Usually after you have said your vows and exchanged rings the Celebrant or Registrar will declare that you are married and invite you to kiss. Do your photographer a favour and make sure to take your time and savour the moment! This will make sure that your photographer gets a good shot lined up.
Again, all of this can vary slightly and there are lots of different options to customise this part of the Ceremony; we have seen owls and dogs deliver rings, family members sing songs, stamp on glasses, jump over brooms (to name but a few!) It is always best to discuss this with your Celebrant or the Registry office well in advance to give you time to plan and avoid disappointment if some things won’t be possible (some counties have banned animal involvement in Civil Ceremonies, so if this is something you’re considering make sure you check it’s ok!)
The Register Signing
The Signing of the Register can take a while so it is good to have some music in the background. We usually ask people to choose 3-4 songs for this time. There is no set musical style to stick to, we’ve played slow pop songs, fast pop songs, film music, game music, classical music, Jazz and all sorts of other things before while couples signed the register. If there’s a song that’s special to you as a couple, the signing of the register is a good time to have it played.
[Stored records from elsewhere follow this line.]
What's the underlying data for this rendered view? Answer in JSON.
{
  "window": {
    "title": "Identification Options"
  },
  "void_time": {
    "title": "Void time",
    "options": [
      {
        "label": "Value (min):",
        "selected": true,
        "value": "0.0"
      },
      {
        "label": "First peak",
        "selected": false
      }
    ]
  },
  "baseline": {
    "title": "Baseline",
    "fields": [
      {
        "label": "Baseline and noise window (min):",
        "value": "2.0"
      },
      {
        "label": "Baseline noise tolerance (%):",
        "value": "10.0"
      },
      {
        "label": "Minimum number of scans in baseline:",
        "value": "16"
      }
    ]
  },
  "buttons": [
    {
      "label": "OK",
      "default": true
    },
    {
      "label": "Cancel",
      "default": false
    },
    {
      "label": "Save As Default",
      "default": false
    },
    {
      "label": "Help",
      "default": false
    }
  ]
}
Photography isn’t allowed while you sign the official register because it is a legal document but Registrars will usually set up a ‘dummy’ register so that you can pose for photos afterwards. You also have the option of allowing people to come up and take some photos after your official photographer has taken their shots.
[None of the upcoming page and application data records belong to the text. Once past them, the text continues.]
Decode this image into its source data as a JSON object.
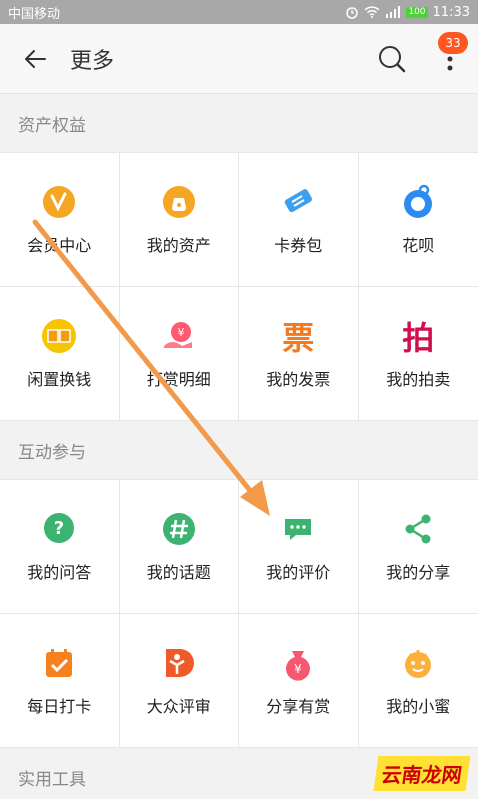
{
  "status": {
    "carrier": "中国移动",
    "battery": "100",
    "time": "11:33"
  },
  "header": {
    "title": "更多",
    "badge": "33"
  },
  "sections": [
    {
      "title": "资产权益",
      "items": [
        {
          "label": "会员中心",
          "icon": "vip-icon"
        },
        {
          "label": "我的资产",
          "icon": "money-bag-icon"
        },
        {
          "label": "卡券包",
          "icon": "coupon-icon"
        },
        {
          "label": "花呗",
          "icon": "huabei-icon"
        },
        {
          "label": "闲置换钱",
          "icon": "idle-exchange-icon"
        },
        {
          "label": "打赏明细",
          "icon": "reward-detail-icon"
        },
        {
          "label": "我的发票",
          "icon": "invoice-icon",
          "glyph": "票"
        },
        {
          "label": "我的拍卖",
          "icon": "auction-icon",
          "glyph": "拍"
        }
      ]
    },
    {
      "title": "互动参与",
      "items": [
        {
          "label": "我的问答",
          "icon": "qa-icon"
        },
        {
          "label": "我的话题",
          "icon": "topic-icon"
        },
        {
          "label": "我的评价",
          "icon": "review-icon"
        },
        {
          "label": "我的分享",
          "icon": "share-icon"
        },
        {
          "label": "每日打卡",
          "icon": "checkin-icon"
        },
        {
          "label": "大众评审",
          "icon": "public-review-icon"
        },
        {
          "label": "分享有赏",
          "icon": "share-reward-icon"
        },
        {
          "label": "我的小蜜",
          "icon": "assistant-icon"
        }
      ]
    },
    {
      "title": "实用工具",
      "items": []
    }
  ],
  "watermark": "云南龙网"
}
Wrapping up and your Exit
After all the photos are finished your Registrar or Celebrant will ask everyone to be seated. Depending on the area the Registrar might do an official ‘presentation of the marriage certificate’ and you may also opt to have another reading after the signing of the register. Once the Registrar/Celebrant has said a few final words they will ask everyone to stand once again and will introduce you as the new married couple and you will process out, followed by your bridesmaids and groomsmen. Exit music choice is once again up to you, pretty much anything goes, we think upbeat music works well as we think it’s a nice way to end the ceremony, but slow songs work well also. Now that the ‘scary’ bit is over you are free to enjoy the rest of your day surrounded by your family and friends!
We hope this (what was supposed to be a basic, but has turned into somewhat of an essay!) blog post has helped shed some light on what is usually involved in a Civil Ceremony. If you have any specific questions about something we haven’t covered please do comment below or send us a message through the website or social media 😊